## WHAT IS EXPECTED
If a line in the entries below includes the string "memberld", copy it out.

Dataset records:
※
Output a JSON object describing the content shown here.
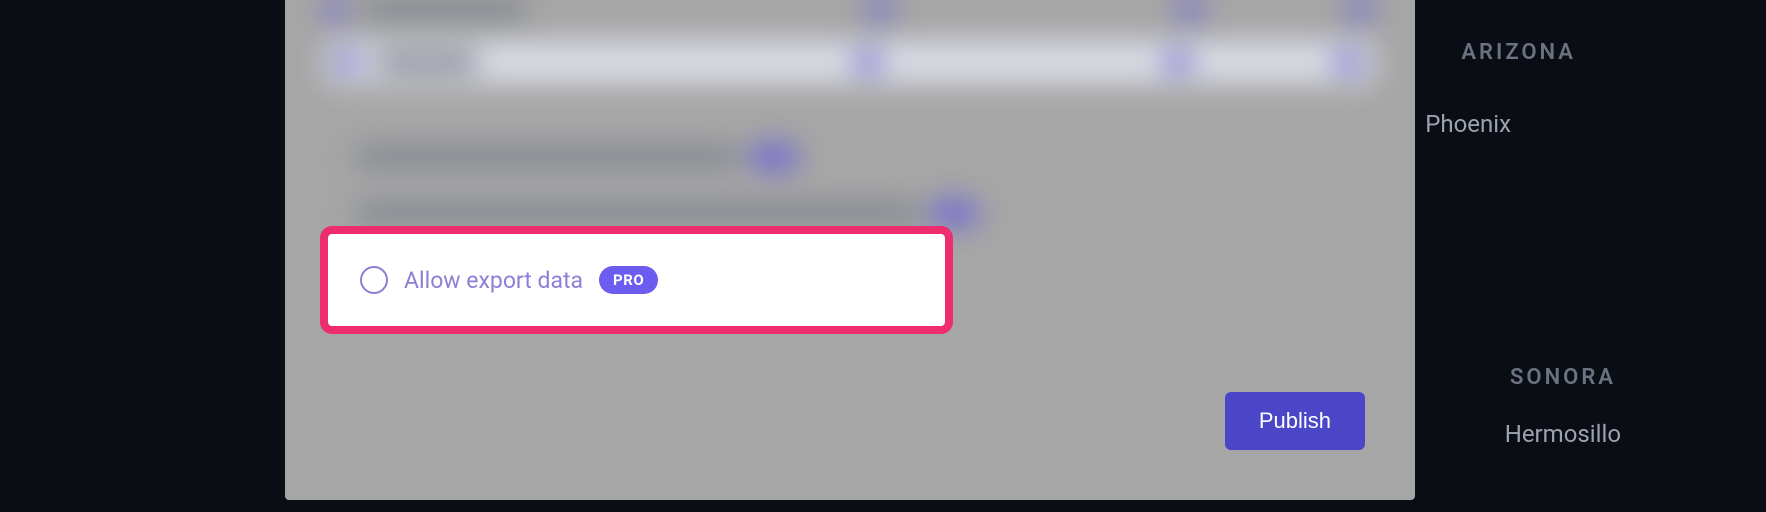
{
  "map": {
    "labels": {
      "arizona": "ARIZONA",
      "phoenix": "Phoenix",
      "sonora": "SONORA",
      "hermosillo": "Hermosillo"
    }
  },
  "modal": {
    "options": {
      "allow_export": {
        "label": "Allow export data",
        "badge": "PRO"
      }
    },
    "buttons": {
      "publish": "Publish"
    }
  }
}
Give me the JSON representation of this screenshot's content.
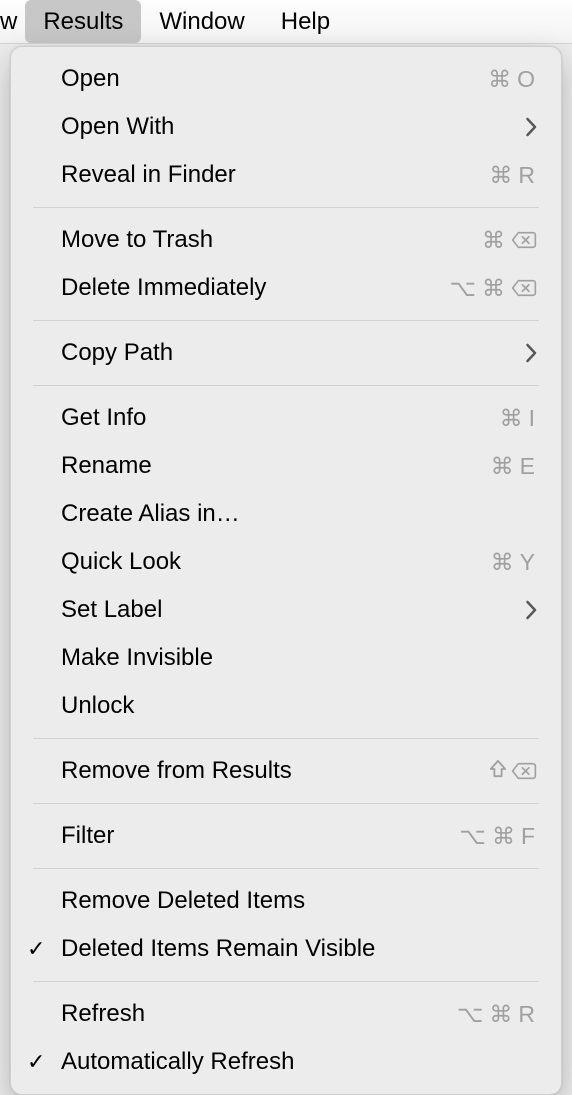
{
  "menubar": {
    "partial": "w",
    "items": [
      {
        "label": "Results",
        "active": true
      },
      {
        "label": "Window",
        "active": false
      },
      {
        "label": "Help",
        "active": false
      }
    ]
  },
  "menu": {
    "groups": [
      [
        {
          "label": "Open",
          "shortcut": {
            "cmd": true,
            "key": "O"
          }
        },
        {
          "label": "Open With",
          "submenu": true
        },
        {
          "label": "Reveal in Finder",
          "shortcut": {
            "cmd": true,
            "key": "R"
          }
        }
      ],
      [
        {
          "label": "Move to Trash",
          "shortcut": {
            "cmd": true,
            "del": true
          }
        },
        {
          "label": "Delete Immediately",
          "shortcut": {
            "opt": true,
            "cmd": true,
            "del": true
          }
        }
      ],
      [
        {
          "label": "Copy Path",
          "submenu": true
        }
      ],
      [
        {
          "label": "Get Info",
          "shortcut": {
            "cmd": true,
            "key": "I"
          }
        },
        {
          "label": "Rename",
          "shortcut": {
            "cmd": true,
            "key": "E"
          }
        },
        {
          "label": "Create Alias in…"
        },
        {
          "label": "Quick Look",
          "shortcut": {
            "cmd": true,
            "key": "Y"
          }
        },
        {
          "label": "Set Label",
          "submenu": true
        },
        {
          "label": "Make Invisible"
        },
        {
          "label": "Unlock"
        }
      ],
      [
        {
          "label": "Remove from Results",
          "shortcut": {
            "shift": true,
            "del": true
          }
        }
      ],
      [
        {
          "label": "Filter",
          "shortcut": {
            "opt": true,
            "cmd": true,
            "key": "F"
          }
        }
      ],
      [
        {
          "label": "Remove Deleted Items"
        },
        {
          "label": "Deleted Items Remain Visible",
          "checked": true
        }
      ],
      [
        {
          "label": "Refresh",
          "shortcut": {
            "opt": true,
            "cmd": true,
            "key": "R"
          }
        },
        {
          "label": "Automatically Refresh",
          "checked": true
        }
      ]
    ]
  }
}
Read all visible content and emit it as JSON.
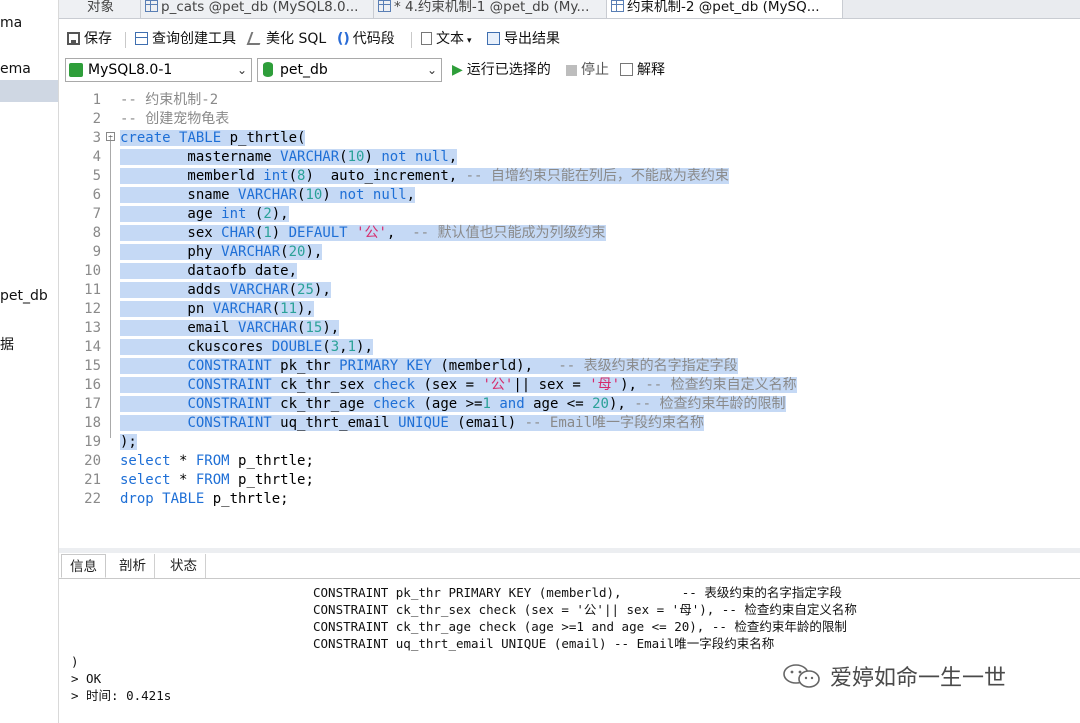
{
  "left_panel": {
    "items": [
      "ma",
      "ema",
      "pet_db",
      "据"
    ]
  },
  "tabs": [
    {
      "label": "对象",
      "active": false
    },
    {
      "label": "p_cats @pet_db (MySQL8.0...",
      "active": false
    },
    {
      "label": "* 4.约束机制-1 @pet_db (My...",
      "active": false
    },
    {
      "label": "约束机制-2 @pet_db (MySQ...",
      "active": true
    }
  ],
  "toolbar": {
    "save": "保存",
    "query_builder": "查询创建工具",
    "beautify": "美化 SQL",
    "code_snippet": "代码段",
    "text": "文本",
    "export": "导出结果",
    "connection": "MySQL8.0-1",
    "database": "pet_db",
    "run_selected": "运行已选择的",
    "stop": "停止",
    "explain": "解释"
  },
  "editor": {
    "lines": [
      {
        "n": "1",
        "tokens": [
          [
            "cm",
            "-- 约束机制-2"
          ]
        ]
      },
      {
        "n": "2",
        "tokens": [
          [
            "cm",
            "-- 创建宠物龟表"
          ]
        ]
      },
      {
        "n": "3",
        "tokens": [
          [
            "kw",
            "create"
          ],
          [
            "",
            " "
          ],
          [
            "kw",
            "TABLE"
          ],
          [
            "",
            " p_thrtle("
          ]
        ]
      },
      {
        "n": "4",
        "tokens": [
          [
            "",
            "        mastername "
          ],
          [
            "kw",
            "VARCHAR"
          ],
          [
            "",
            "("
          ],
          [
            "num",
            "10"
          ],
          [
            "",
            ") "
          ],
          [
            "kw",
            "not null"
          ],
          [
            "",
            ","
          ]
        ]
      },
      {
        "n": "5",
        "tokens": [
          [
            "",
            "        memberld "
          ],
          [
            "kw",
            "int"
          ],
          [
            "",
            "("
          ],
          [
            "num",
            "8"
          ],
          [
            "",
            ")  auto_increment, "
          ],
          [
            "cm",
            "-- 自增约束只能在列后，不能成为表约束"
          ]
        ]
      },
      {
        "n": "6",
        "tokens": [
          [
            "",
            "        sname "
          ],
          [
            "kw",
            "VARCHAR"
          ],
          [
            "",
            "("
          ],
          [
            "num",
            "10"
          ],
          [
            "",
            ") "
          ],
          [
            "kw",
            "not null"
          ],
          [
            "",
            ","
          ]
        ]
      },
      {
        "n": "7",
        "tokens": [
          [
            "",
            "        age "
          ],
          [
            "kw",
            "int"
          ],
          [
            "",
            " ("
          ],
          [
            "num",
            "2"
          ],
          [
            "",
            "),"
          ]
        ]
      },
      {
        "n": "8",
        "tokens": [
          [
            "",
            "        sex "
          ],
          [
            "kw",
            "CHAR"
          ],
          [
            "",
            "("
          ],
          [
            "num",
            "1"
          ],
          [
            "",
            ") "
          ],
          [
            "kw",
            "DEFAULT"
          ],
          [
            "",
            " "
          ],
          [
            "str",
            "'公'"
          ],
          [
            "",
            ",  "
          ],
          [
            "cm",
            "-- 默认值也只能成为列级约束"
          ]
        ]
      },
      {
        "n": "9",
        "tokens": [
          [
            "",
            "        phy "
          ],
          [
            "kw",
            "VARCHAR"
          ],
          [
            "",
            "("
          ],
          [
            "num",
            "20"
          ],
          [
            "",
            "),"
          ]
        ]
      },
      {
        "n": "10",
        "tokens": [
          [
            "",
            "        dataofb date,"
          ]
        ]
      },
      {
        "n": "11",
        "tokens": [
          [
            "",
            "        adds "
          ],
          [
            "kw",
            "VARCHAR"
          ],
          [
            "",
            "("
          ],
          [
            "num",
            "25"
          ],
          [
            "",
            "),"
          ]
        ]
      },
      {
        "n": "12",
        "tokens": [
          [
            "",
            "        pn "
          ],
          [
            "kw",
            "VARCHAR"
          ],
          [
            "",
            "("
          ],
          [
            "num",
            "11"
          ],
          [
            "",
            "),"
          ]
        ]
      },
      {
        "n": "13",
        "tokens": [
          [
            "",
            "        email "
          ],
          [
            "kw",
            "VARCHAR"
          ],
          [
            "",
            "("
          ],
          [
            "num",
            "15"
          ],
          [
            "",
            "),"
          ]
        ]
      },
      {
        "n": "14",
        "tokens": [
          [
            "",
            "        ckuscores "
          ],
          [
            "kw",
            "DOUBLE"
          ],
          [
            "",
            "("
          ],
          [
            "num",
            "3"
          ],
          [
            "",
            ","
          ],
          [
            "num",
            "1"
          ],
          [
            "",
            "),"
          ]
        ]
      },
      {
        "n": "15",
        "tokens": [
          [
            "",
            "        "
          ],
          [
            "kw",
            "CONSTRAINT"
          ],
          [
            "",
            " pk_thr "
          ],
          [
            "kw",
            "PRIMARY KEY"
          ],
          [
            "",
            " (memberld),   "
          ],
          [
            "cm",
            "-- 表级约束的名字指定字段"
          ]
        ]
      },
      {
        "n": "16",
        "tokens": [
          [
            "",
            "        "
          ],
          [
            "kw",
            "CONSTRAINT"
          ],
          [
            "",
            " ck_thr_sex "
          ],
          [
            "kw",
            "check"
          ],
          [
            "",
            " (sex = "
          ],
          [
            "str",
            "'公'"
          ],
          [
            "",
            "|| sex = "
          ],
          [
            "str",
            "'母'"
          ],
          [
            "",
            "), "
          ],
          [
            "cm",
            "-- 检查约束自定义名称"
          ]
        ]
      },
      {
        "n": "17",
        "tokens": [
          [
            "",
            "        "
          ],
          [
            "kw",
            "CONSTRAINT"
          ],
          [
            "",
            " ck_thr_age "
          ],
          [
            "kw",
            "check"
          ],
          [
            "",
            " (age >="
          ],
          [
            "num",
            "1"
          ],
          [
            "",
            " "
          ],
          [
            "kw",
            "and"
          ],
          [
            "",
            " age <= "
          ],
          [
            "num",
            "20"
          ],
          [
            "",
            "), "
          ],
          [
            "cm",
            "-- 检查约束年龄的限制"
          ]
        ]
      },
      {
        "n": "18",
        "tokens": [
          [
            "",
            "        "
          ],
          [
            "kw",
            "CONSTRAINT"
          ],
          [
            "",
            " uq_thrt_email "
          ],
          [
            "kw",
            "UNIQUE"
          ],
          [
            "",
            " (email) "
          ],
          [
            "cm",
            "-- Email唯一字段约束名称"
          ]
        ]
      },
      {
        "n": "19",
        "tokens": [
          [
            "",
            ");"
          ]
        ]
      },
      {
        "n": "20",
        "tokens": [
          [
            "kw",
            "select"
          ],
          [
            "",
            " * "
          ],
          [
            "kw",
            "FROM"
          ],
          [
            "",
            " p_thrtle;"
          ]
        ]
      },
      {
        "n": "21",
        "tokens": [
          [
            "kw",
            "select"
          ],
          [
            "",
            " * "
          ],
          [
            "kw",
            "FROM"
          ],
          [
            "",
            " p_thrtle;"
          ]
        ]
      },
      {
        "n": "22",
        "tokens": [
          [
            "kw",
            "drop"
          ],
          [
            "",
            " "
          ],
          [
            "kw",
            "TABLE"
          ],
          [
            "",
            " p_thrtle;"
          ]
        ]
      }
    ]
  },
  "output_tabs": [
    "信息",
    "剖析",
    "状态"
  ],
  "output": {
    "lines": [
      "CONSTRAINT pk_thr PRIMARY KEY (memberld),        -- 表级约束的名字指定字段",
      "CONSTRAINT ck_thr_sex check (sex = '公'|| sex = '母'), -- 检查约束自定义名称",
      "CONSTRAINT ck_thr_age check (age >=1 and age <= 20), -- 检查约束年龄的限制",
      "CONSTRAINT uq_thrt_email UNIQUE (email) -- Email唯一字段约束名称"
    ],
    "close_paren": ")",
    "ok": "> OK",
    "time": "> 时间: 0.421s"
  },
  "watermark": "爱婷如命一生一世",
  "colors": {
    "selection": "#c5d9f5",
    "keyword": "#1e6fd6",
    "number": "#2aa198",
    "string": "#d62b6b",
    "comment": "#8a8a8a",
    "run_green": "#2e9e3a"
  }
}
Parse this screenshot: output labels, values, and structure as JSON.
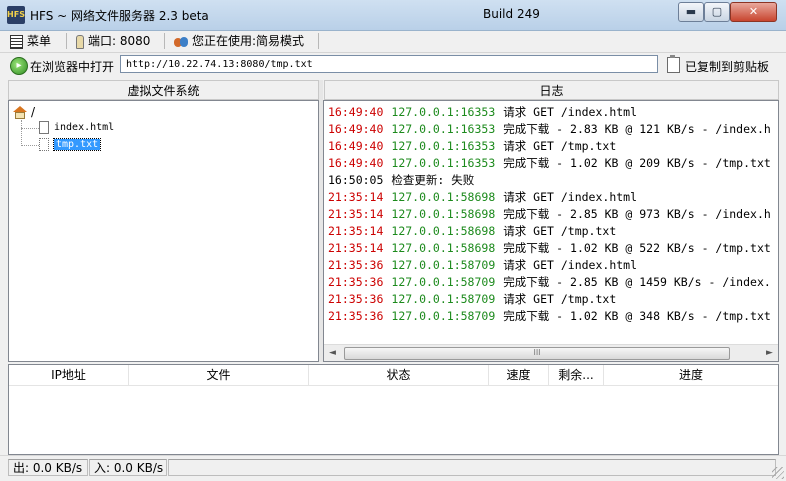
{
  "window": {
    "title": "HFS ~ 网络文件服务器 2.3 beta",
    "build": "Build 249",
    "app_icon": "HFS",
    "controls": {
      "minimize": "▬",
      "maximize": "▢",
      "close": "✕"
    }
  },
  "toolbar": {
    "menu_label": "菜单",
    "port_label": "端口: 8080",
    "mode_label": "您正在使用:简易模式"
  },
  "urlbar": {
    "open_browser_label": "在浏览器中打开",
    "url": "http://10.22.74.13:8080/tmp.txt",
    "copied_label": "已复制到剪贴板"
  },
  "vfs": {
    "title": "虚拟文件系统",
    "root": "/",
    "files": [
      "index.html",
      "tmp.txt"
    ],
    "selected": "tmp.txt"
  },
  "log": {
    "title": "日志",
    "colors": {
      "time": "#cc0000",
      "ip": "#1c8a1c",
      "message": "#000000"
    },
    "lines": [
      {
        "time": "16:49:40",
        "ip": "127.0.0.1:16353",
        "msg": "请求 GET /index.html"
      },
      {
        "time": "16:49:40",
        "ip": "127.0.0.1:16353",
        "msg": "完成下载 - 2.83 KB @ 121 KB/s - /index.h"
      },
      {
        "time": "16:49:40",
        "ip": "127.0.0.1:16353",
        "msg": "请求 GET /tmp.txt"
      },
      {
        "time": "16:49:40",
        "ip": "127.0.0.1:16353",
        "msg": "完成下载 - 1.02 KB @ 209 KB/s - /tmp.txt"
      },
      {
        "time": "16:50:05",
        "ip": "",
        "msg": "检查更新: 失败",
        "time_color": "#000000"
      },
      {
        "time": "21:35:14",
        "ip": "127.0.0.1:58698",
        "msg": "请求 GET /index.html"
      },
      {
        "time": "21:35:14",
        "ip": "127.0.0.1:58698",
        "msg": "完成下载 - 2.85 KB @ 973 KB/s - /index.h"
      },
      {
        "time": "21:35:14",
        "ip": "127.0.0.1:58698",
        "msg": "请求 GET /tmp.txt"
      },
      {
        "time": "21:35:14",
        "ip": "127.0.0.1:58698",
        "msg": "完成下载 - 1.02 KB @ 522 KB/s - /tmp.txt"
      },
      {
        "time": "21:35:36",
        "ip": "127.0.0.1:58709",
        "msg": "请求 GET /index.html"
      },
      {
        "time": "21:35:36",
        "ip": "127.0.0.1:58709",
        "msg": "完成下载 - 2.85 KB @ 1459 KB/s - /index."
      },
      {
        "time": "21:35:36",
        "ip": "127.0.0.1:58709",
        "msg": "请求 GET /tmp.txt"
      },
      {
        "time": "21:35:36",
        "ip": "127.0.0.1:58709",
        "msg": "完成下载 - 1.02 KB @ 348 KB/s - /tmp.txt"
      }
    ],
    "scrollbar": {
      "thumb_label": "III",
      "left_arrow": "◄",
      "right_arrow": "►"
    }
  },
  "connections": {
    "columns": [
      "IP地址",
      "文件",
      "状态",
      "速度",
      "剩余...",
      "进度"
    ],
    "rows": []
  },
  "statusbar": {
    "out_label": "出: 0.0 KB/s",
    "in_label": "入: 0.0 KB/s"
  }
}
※
## EXERCISE ANSWER
            "        memberld "
            " (memberld),   "
      "CONSTRAINT pk_thr PRIMARY KEY (memberld),        -- 表级约束的名字指定字段",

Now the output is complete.